Standup comics are always getting advice from people who attend shows. It isn’t just at comedy clubs where this happens, either. Andrew Norelli, who plays both clubs and corporate gigs, get this a lot — especially at the latter.
“It's still interesting to me,” Norelli says. “You get a lot of people saying, ‘Oh, I heard this joke’ or ‘This happened to me.’ And then they say, ‘You can use that.’ They don’t realize that if it’s a joke they didn’t write, you can’t use it. If it’s a joke they did write or thought of, you wouldn’t want to use it, because you want to write your own jokes. That’s part of being a comedian.”

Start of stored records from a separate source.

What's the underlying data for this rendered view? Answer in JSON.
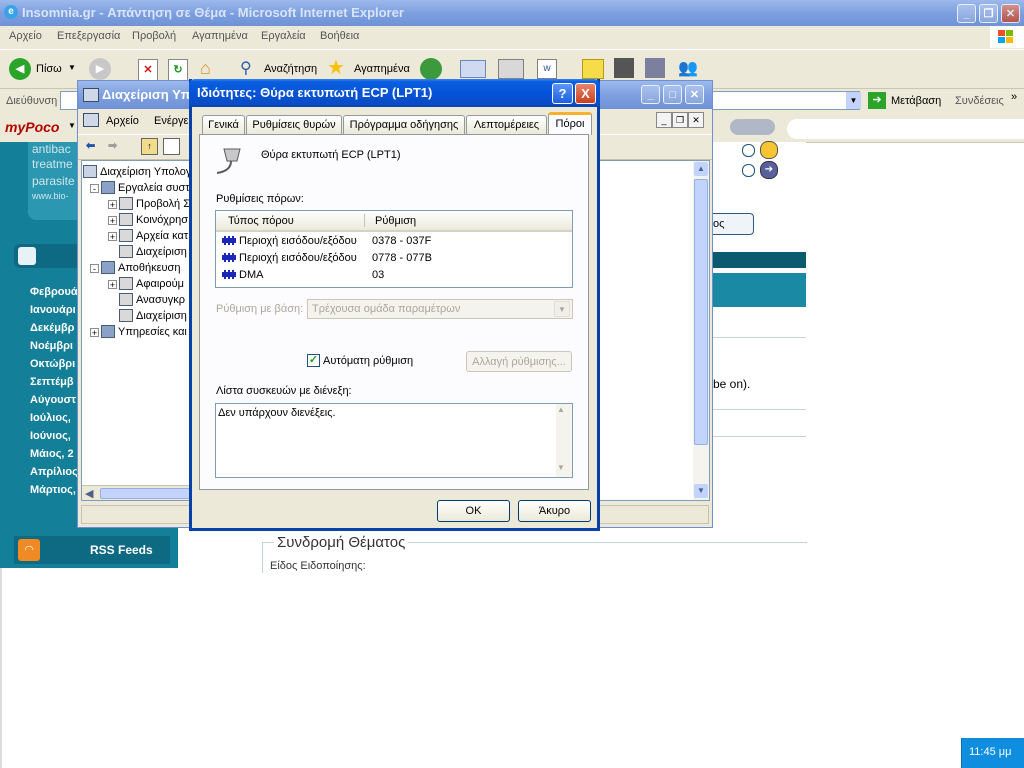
{
  "ie": {
    "title": "Insomnia.gr - Απάντηση σε Θέμα - Microsoft Internet Explorer",
    "menu": [
      "Αρχείο",
      "Επεξεργασία",
      "Προβολή",
      "Αγαπημένα",
      "Εργαλεία",
      "Βοήθεια"
    ],
    "toolbar": {
      "back": "Πίσω",
      "search": "Αναζήτηση",
      "favorites": "Αγαπημένα"
    },
    "address_label": "Διεύθυνση",
    "go": "Μετάβαση",
    "links": "Συνδέσεις",
    "brand": "myPoco"
  },
  "page": {
    "sidebar_texts": [
      "antibac",
      "treatme",
      "parasite",
      "www.bio-"
    ],
    "months": [
      "Φεβρουά",
      "Ιανουάρι",
      "Δεκέμβρ",
      "Νοέμβρι",
      "Οκτώβρι",
      "Σεπτέμβ",
      "Αύγουστ",
      "Ιούλιος,",
      "Ιούνιος,",
      "Μάιος, 2",
      "Απρίλιος",
      "Μάρτιος,"
    ],
    "rss": "RSS Feeds",
    "subscribe_heading": "Συνδρομή Θέματος",
    "subscribe_sub": "Είδος Ειδοποίησης:",
    "snippet_be_on": "be on).",
    "snippet_os": "ος"
  },
  "mmc": {
    "title": "Διαχείριση Υπ",
    "menu": [
      "Αρχείο",
      "Ενέργει"
    ],
    "tree": [
      {
        "label": "Διαχείριση Υπολογ",
        "level": 0,
        "expander": ""
      },
      {
        "label": "Εργαλεία συστ",
        "level": 1,
        "expander": "-"
      },
      {
        "label": "Προβολή Σ",
        "level": 2,
        "expander": "+"
      },
      {
        "label": "Κοινόχρησ",
        "level": 2,
        "expander": "+"
      },
      {
        "label": "Αρχεία κατ",
        "level": 2,
        "expander": "+"
      },
      {
        "label": "Διαχείριση",
        "level": 2,
        "expander": ""
      },
      {
        "label": "Αποθήκευση",
        "level": 1,
        "expander": "-"
      },
      {
        "label": "Αφαιρούμ",
        "level": 2,
        "expander": "+"
      },
      {
        "label": "Ανασυγκρ",
        "level": 2,
        "expander": ""
      },
      {
        "label": "Διαχείριση",
        "level": 2,
        "expander": ""
      },
      {
        "label": "Υπηρεσίες και",
        "level": 1,
        "expander": "+"
      }
    ]
  },
  "dialog": {
    "title": "Ιδιότητες: Θύρα εκτυπωτή ECP (LPT1)",
    "tabs": [
      "Γενικά",
      "Ρυθμίσεις θυρών",
      "Πρόγραμμα οδήγησης",
      "Λεπτομέρειες",
      "Πόροι"
    ],
    "selected_tab": 4,
    "device_name": "Θύρα εκτυπωτή ECP (LPT1)",
    "resource_settings_label": "Ρυθμίσεις πόρων:",
    "columns": [
      "Τύπος πόρου",
      "Ρύθμιση"
    ],
    "resources": [
      {
        "type": "Περιοχή εισόδου/εξόδου",
        "setting": "0378 - 037F"
      },
      {
        "type": "Περιοχή εισόδου/εξόδου",
        "setting": "0778 - 077B"
      },
      {
        "type": "DMA",
        "setting": "03"
      }
    ],
    "based_on_label": "Ρύθμιση με βάση:",
    "based_on_value": "Τρέχουσα ομάδα παραμέτρων",
    "auto_label": "Αυτόματη ρύθμιση",
    "auto_checked": true,
    "change_button": "Αλλαγή ρύθμισης...",
    "conflict_label": "Λίστα συσκευών με διένεξη:",
    "conflict_text": "Δεν υπάρχουν διενέξεις.",
    "ok": "OK",
    "cancel": "Άκυρο",
    "help": "?",
    "close": "X"
  },
  "taskbar": {
    "clock": "11:45 μμ"
  },
  "colors": {
    "accent": "#0a5fe0",
    "page_teal": "#137f98",
    "dialog_bg": "#ece9d8"
  }
}
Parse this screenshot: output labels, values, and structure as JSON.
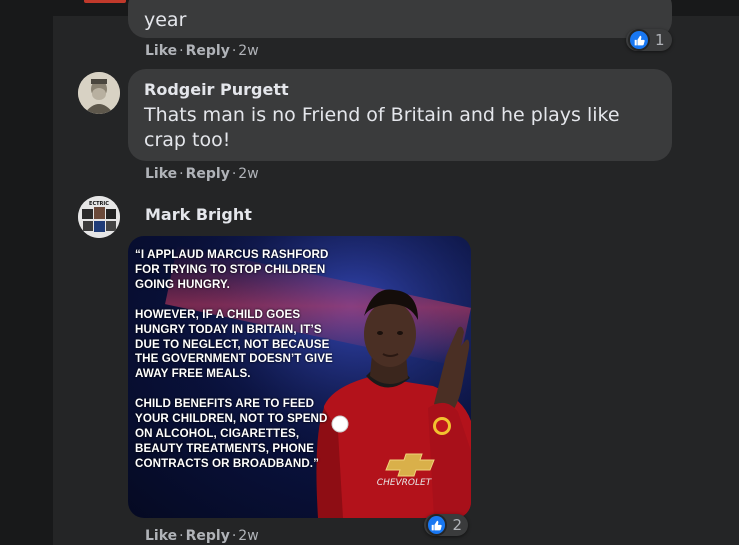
{
  "colors": {
    "background": "#18191a",
    "card": "#242526",
    "bubble": "#3a3b3c",
    "text": "#e4e6eb",
    "muted": "#b0b3b8",
    "like_blue": "#1877f2"
  },
  "comments": [
    {
      "body_fragment": "year",
      "actions": {
        "like": "Like",
        "reply": "Reply",
        "time": "2w"
      },
      "reactions": {
        "icon": "like-icon",
        "count": "1"
      }
    },
    {
      "author": "Rodgeir Purgett",
      "body": "Thats man is no Friend of Britain and he plays like crap too!",
      "actions": {
        "like": "Like",
        "reply": "Reply",
        "time": "2w"
      }
    },
    {
      "author": "Mark Bright",
      "avatar_text": "ECTRIC",
      "image_text": [
        "“I APPLAUD MARCUS RASHFORD FOR TRYING TO STOP CHILDREN GOING HUNGRY.",
        "HOWEVER, IF A CHILD GOES HUNGRY TODAY IN BRITAIN, IT’S DUE TO NEGLECT, NOT BECAUSE THE GOVERNMENT DOESN’T GIVE AWAY FREE MEALS.",
        "CHILD BENEFITS ARE TO FEED YOUR CHILDREN, NOT TO SPEND ON ALCOHOL, CIGARETTES, BEAUTY TREATMENTS, PHONE CONTRACTS OR BROADBAND.”"
      ],
      "shirt_sponsor": "CHEVROLET",
      "actions": {
        "like": "Like",
        "reply": "Reply",
        "time": "2w"
      },
      "reactions": {
        "icon": "like-icon",
        "count": "2"
      }
    }
  ]
}
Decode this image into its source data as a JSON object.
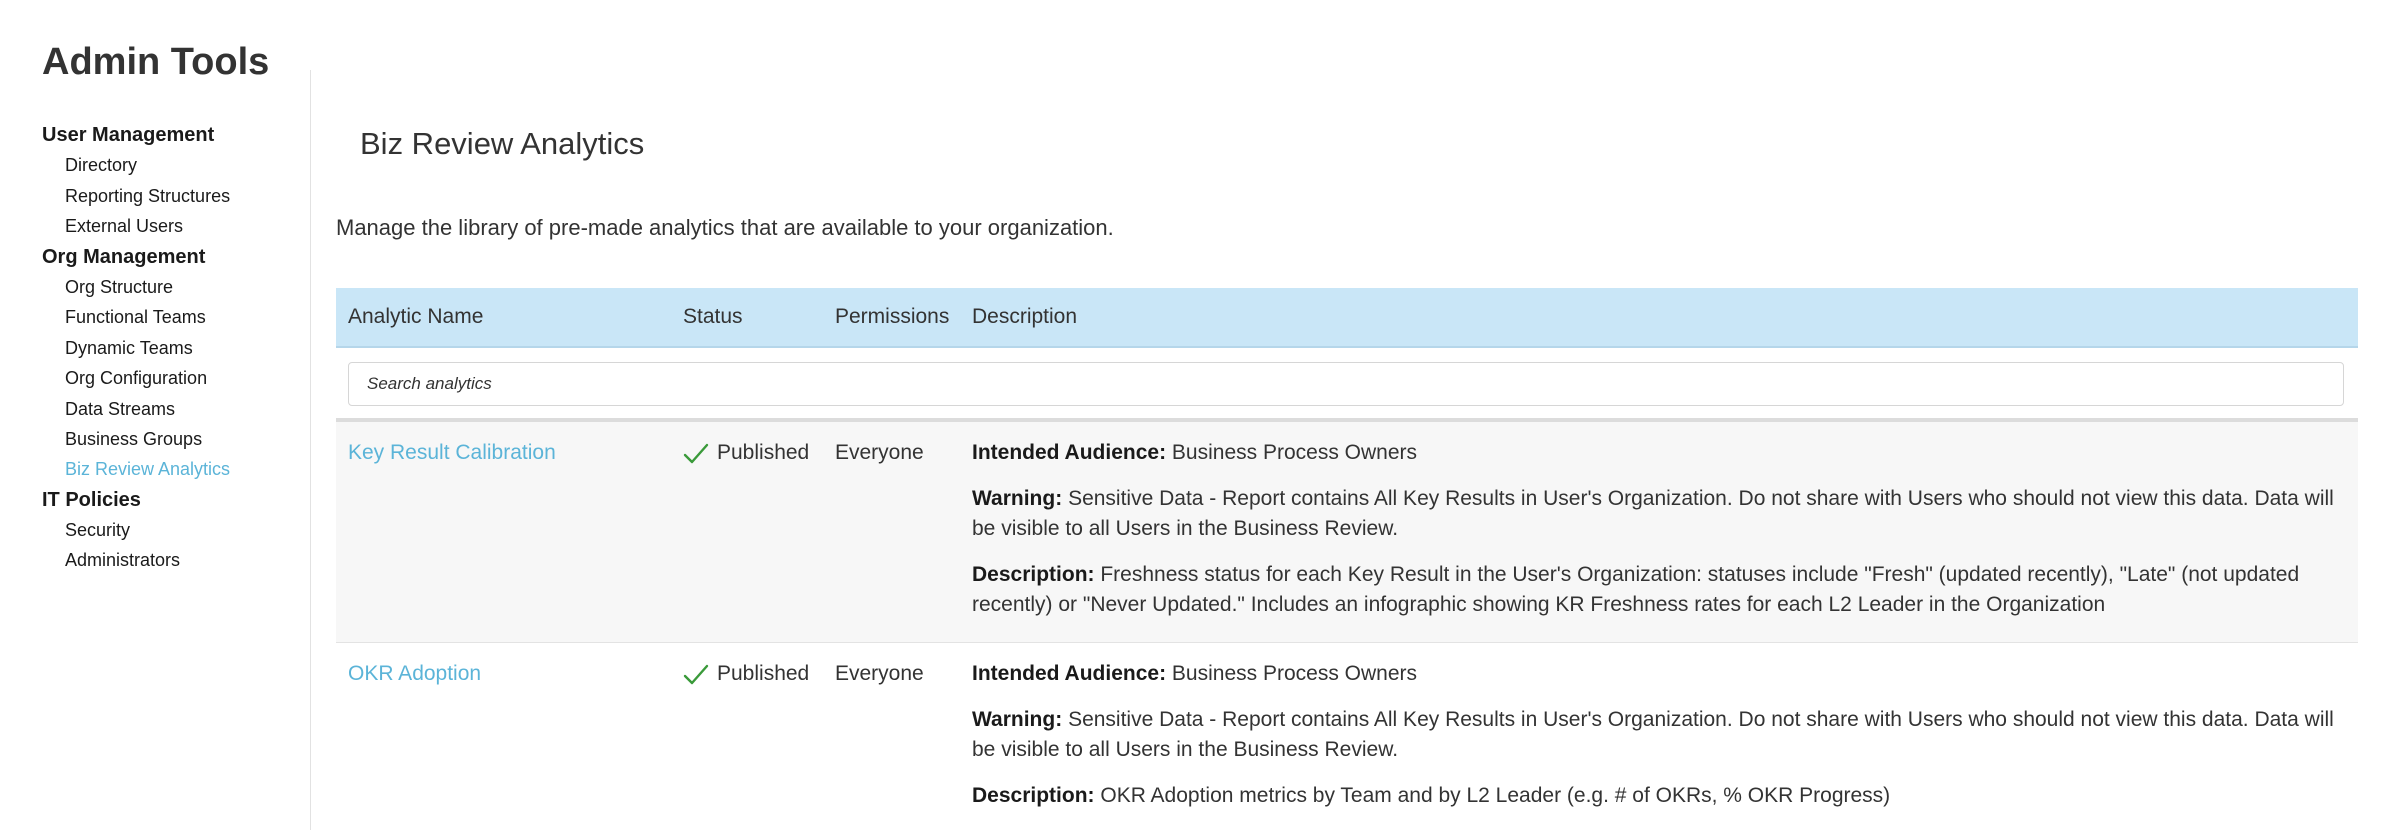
{
  "sidebar": {
    "title": "Admin Tools",
    "sections": [
      {
        "label": "User Management",
        "items": [
          "Directory",
          "Reporting Structures",
          "External Users"
        ]
      },
      {
        "label": "Org Management",
        "items": [
          "Org Structure",
          "Functional Teams",
          "Dynamic Teams",
          "Org Configuration",
          "Data Streams",
          "Business Groups",
          "Biz Review Analytics"
        ]
      },
      {
        "label": "IT Policies",
        "items": [
          "Security",
          "Administrators"
        ]
      }
    ],
    "active_item": "Biz Review Analytics"
  },
  "main": {
    "title": "Biz Review Analytics",
    "subtitle": "Manage the library of pre-made analytics that are available to your organization.",
    "table": {
      "columns": [
        "Analytic Name",
        "Status",
        "Permissions",
        "Description"
      ],
      "search_placeholder": "Search analytics",
      "rows": [
        {
          "name": "Key Result Calibration",
          "status": "Published",
          "permissions": "Everyone",
          "audience_label": "Intended Audience:",
          "audience": "Business Process Owners",
          "warning_label": "Warning:",
          "warning": "Sensitive Data - Report contains All Key Results in User's Organization. Do not share with Users who should not view this data. Data will be visible to all Users in the Business Review.",
          "description_label": "Description:",
          "description": "Freshness status for each Key Result in the User's Organization: statuses include \"Fresh\" (updated recently), \"Late\" (not updated recently) or \"Never Updated.\" Includes an infographic showing KR Freshness rates for each L2 Leader in the Organization"
        },
        {
          "name": "OKR Adoption",
          "status": "Published",
          "permissions": "Everyone",
          "audience_label": "Intended Audience:",
          "audience": "Business Process Owners",
          "warning_label": "Warning:",
          "warning": "Sensitive Data - Report contains All Key Results in User's Organization. Do not share with Users who should not view this data. Data will be visible to all Users in the Business Review.",
          "description_label": "Description:",
          "description": "OKR Adoption metrics by Team and by L2 Leader (e.g. # of OKRs, % OKR Progress)"
        }
      ]
    }
  },
  "colors": {
    "accent": "#5bb4d8",
    "header_bg": "#c9e6f7",
    "check": "#3a9a3a",
    "alt_row_bg": "#f7f7f7"
  },
  "icons": {
    "status_published": "check-icon"
  }
}
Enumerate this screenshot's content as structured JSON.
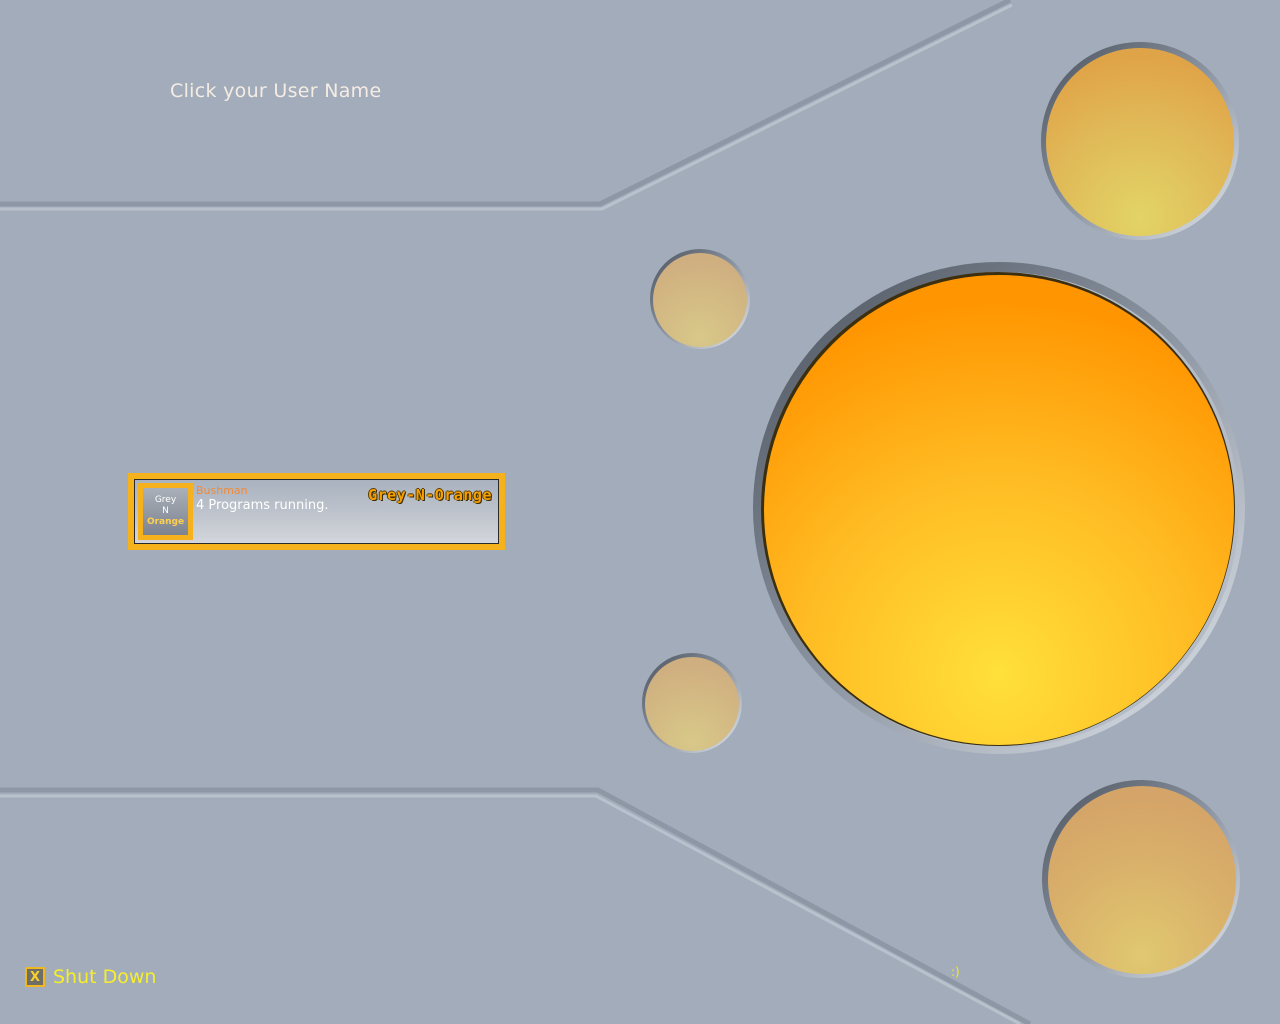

At corporate gigs, comedians often get advice before they even take the stage.
“What happens at a lot of corporate gigs is they’ll say something like, ‘You should go after Frank and make fun of the fact that he’s got diabetes,'" he explains. "And in your head you're like, ‘No way! That’s the worst advice I’ve ever heard. I will absolutely not make fun of Frank and his diabetes, that will ruin my show.’”
While today’s comedy audiences are quite savvy, Norelli feels some may be laboring under a few misunderstandings about the craft.
“They think people like Jon Stewart and Carson Daly write an hour’s worth of content per show, per night, which would be physically impossible," he says. "You couldn’t do enough meth to give you the amount of stamina to be able to write an entire late night talk show every night.”
Norelli reckons the hosts suggest ideas, but are far too busy with other aspects of their show to contribute actual jokes. “People forget how labor-intensive writing jokes is, that’s my point.”
“Writing is one of those thankless parts of lots of careers, where the writers or the writing aspect doesn’t get enough credit," he continues. "It happens in music all the time.” Songwriters often get overlooked. “They create these brilliant pieces of music that are executed by someone who is either better looking or a better dancer or had a better voice.”
Songwriters occasionally have it a little easier at least in terms of creating the work, though. “It’s sometimes a collaborative effort, where as joke writing is often a solo affair, so it makes it even harder. You’re doing it completely alone.”
Writing jokes also involves making tough decisions. “Is this new joke I just tried worth investing weeks and possibly months to finish?” It’s a dilemma Norelli faces often. “You’re constantly making that decision. It’s so much time and work investment, and you could be using that time to write a different joke that’s going to be much better in the end.”
IF YOU GO:
Rick Bronson's House of Comedy
408 East Broadway, Bloomington, Mall of America; 952-858-8558
18+; 21+ later shows
$13-$22; $26-$46 New Year's Eve (buffet option available)
7:30 p.m. Wednesday, Friday; 7 and 10 p.m. Thursday; 9:45 p.m. Friday; 7 and 9:30 p.m. Saturday; 7 p.m. Sunday
More from Arts & Leisure